Now in its fifteenth year, Raindance has matured from a youthful dalliance as the edgy alternative to the LFF to become one of Europe's most highly respected film festivals, and a proving ground for both young Turks and established auteurs. Now-classic films such as Memento, Coffee and Cigarettes and Capturing The Friedmans have been championed at Raindance in previous years, making it the perfect place to catch a future cult flick before the hipster crowd have gotten wind of it.
Londonist likes the look of the following:
- Being Michael Madsen - Madsen plays himself as the victim of a paparazzo who decides to make a documentary on his telephoto-wielding tormentor. Sounds like Abbas Kiarostami's Close-Up re-imagined by Christopher Guest, and judging by Madsen's general brilliance in almost everything he appears in, this should be a good'un. The eponymous star will be in attendance to discuss the film.

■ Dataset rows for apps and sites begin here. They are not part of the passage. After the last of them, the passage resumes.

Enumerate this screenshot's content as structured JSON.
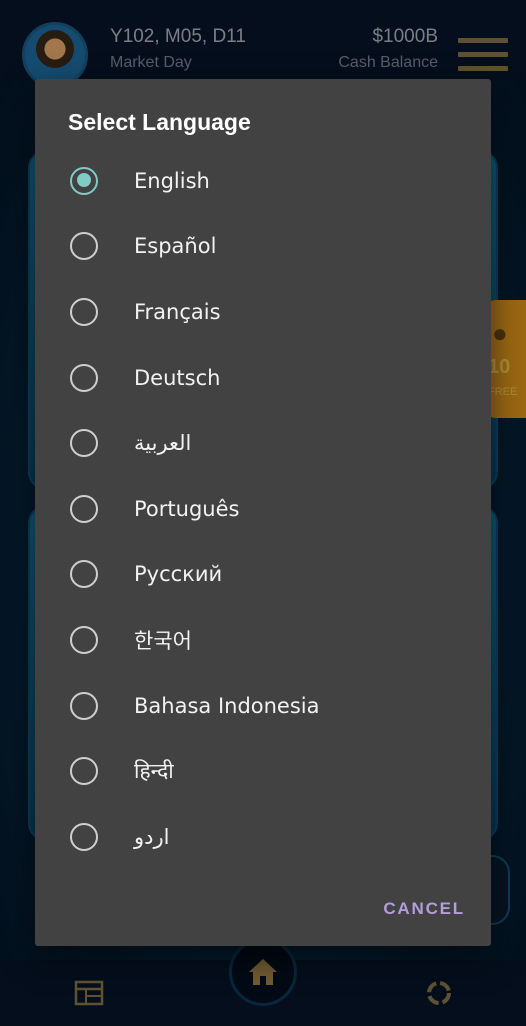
{
  "header": {
    "date": "Y102, M05, D11",
    "day_label": "Market Day",
    "cash": "$1000B",
    "cash_label": "Cash Balance"
  },
  "side_badge": {
    "amount": "10",
    "label": "FREE"
  },
  "dialog": {
    "title": "Select Language",
    "selected": "English",
    "options": [
      {
        "label": "English",
        "checked": true
      },
      {
        "label": "Español",
        "checked": false
      },
      {
        "label": "Français",
        "checked": false
      },
      {
        "label": "Deutsch",
        "checked": false
      },
      {
        "label": "العربية",
        "checked": false
      },
      {
        "label": "Português",
        "checked": false
      },
      {
        "label": "Русский",
        "checked": false
      },
      {
        "label": "한국어",
        "checked": false
      },
      {
        "label": "Bahasa Indonesia",
        "checked": false
      },
      {
        "label": "हिन्दी",
        "checked": false
      },
      {
        "label": "اردو",
        "checked": false
      }
    ],
    "cancel_label": "CANCEL"
  },
  "colors": {
    "dialog_bg": "#424242",
    "accent_radio": "#80cbc4",
    "cancel_text": "#b39ddb"
  },
  "icons": [
    "menu-icon",
    "coin-bag-icon",
    "home-icon",
    "calendar-icon",
    "refresh-ring-icon"
  ]
}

- LiveAmmunition – Raindance is a promoter of emerging talent, and to that end, LiveAmmunition invites filmmakers to pitch their ideas against a panel comprised of the muscle and the money in the Brit film landscape, including Ewan McGregor. Despite the reality show-like format, it has worked in the past, with Meet The Parents and 51st State emerging through this unorthodox method.
- Paranoid Park – Gus Van Sant's latest was feted in Cannes, where it won the 60th Anniversary Award. The film, which tells the story of a teenage skateboarder who accidentally kills a security guard, is in keeping with Van Sant's preoccupation with adolescent trauma ( My Own Private Idaho and Elephant), and is showing as part of the festival's closing night gala on October 7th.
By Dean Nicholas
Image of Raindance poster created by Gee Vaucher and used courtesy of the Festival.